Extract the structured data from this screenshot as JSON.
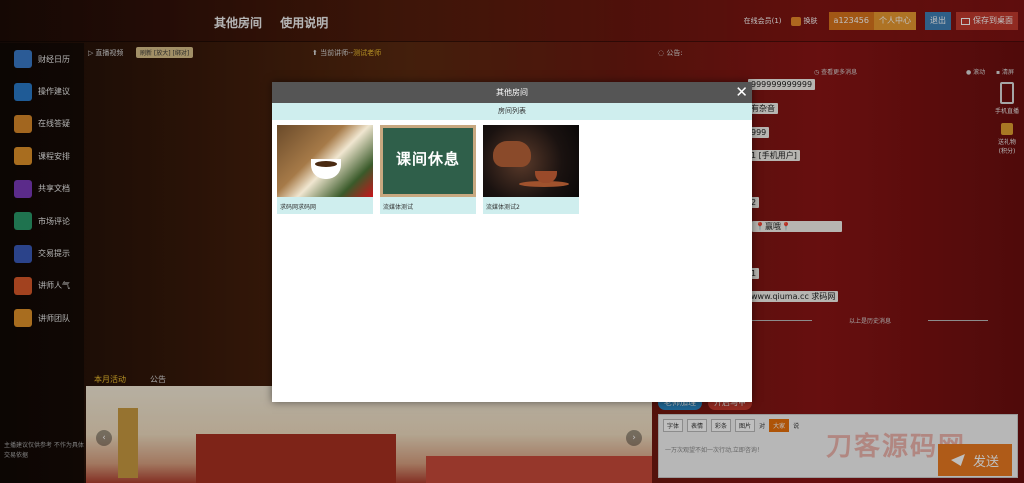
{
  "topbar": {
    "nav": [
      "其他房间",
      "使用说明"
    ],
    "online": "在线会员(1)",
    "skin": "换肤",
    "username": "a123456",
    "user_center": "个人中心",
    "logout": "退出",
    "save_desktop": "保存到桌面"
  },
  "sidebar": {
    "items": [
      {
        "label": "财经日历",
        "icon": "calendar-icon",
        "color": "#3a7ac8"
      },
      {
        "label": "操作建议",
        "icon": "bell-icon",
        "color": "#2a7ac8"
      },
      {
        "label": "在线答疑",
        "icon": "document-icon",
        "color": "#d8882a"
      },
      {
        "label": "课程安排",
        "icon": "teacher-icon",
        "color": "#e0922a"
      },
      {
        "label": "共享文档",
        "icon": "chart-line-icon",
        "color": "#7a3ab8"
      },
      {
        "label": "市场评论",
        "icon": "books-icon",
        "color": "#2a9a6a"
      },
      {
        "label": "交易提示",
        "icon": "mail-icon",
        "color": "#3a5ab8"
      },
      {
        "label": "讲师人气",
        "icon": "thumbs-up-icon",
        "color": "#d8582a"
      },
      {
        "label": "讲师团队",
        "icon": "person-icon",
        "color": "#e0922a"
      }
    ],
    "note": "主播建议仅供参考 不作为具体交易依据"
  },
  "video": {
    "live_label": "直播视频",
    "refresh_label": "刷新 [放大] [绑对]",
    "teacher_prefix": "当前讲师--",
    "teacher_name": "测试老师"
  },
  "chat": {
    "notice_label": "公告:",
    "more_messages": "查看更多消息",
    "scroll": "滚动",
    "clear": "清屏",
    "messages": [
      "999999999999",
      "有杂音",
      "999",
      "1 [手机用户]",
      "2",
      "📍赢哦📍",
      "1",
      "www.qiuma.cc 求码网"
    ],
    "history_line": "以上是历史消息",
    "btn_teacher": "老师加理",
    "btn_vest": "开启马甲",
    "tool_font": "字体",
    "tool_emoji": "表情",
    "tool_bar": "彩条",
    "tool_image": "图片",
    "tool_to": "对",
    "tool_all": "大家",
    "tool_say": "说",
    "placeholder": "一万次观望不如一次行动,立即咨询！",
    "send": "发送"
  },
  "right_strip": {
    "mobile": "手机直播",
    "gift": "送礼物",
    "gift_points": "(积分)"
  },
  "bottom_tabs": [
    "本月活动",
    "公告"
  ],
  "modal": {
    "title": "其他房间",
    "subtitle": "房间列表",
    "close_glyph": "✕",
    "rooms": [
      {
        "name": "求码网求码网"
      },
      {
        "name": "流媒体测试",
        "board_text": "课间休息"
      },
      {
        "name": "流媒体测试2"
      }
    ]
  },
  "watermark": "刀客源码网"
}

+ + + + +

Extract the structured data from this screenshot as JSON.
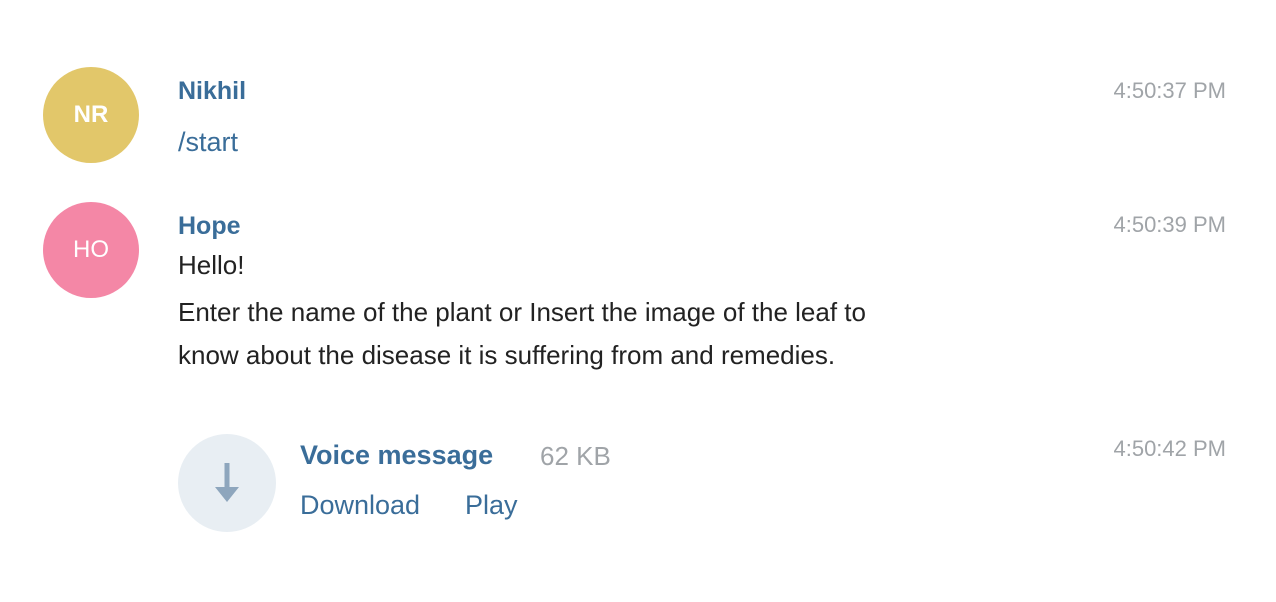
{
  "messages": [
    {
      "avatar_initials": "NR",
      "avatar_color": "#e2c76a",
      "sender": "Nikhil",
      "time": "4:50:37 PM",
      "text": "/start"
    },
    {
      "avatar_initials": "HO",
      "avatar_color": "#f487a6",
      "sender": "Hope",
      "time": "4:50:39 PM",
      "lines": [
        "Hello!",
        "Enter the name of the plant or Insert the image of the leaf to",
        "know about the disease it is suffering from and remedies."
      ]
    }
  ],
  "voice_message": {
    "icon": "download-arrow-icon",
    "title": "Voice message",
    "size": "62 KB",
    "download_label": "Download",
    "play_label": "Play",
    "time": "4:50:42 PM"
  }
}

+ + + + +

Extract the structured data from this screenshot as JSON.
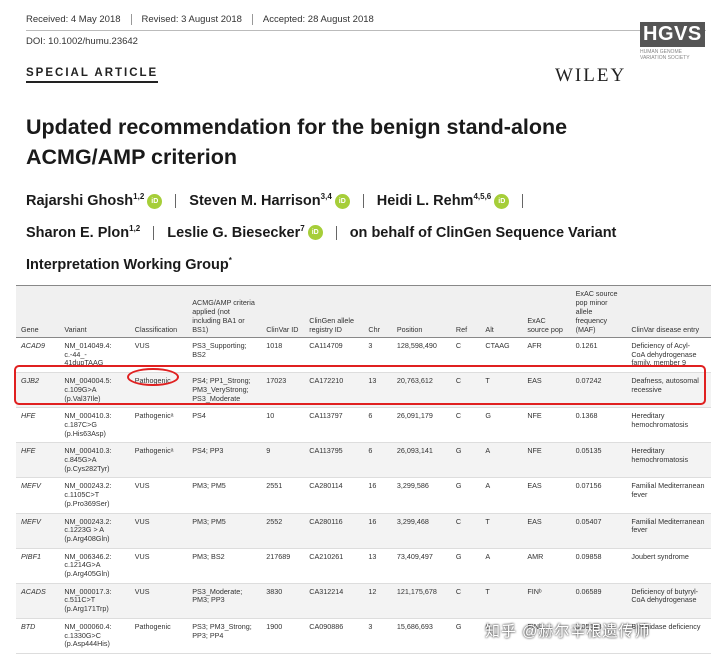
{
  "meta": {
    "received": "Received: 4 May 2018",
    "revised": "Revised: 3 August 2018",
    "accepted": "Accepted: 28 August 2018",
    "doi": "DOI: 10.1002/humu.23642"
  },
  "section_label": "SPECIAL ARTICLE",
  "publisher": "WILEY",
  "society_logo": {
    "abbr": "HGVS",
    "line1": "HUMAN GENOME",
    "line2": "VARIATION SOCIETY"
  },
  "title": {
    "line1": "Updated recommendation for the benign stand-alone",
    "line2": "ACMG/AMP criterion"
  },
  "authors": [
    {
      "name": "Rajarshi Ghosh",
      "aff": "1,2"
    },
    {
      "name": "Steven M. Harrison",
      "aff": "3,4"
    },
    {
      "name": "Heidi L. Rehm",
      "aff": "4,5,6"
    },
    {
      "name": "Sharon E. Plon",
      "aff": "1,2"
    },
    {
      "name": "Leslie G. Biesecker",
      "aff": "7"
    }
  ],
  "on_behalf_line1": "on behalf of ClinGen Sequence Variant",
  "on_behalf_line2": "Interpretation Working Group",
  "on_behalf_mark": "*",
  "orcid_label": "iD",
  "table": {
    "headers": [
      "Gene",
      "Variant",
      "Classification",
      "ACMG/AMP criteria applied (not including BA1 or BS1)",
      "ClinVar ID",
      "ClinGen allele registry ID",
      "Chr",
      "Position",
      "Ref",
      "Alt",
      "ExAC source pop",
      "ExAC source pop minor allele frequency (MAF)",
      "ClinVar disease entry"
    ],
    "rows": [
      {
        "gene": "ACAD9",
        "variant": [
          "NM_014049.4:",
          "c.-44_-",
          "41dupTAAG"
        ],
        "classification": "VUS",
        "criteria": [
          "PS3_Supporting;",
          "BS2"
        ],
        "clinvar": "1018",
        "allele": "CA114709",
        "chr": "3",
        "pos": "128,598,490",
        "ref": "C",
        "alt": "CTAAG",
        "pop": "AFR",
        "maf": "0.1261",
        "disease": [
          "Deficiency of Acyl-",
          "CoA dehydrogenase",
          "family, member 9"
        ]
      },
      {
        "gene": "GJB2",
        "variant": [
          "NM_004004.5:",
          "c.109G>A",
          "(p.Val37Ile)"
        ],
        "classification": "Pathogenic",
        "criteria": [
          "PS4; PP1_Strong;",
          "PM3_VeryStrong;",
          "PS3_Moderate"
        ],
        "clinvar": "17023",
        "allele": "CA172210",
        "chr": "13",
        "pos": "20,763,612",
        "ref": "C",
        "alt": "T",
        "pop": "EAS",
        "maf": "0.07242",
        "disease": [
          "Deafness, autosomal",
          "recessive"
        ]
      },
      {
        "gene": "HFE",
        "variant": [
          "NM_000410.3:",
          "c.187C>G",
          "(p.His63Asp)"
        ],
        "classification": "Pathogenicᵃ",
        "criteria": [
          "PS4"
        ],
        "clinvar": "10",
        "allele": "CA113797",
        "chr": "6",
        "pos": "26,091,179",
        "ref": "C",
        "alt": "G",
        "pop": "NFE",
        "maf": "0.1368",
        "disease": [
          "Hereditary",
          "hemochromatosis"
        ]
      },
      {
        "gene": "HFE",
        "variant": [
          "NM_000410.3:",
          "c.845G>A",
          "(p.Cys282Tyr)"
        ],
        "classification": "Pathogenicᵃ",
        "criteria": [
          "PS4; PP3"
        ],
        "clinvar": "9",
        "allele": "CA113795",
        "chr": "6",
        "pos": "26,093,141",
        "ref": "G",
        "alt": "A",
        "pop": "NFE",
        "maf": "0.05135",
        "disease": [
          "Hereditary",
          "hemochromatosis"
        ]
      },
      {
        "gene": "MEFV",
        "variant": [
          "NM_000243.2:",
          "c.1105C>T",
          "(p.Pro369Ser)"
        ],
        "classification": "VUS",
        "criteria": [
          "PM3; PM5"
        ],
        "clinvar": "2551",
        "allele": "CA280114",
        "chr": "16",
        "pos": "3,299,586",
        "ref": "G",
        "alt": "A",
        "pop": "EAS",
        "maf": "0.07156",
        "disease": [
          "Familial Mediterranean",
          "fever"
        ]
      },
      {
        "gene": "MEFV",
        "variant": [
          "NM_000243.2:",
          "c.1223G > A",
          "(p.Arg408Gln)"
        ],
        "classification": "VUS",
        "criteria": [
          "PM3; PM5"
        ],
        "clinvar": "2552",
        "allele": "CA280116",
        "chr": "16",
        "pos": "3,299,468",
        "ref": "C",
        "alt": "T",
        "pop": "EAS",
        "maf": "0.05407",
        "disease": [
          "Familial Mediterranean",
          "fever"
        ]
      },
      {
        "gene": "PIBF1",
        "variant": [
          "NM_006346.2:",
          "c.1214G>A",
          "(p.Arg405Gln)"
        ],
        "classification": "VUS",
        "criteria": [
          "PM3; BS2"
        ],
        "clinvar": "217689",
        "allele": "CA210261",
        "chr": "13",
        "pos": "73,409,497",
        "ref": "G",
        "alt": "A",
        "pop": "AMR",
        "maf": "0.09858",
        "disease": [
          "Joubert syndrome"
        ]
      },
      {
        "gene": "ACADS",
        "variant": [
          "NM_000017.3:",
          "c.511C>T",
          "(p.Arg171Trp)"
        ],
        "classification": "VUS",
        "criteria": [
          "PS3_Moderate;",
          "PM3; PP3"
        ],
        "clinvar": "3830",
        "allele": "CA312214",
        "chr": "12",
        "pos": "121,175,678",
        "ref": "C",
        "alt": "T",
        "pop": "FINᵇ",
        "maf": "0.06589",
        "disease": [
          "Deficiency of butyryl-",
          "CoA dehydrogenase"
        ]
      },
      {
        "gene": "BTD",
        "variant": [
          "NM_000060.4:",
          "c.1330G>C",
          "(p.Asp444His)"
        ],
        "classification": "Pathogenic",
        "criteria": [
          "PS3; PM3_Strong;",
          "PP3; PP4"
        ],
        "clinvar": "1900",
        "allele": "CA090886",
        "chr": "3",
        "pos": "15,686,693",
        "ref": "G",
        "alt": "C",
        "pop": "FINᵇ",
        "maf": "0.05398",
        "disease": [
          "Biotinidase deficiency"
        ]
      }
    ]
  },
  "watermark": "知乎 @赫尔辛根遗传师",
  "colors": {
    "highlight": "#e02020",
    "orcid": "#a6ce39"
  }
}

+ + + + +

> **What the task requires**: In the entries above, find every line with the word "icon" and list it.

> **Finished task**:
        "icon": "calendar-icon",
        "icon": "bell-icon",
        "icon": "document-icon",
        "icon": "teacher-icon",
        "icon": "chart-line-icon",
        "icon": "books-icon",
        "icon": "mail-icon",
        "icon": "thumbs-up-icon",
        "icon": "person-icon",
    "icon": "download-arrow-icon",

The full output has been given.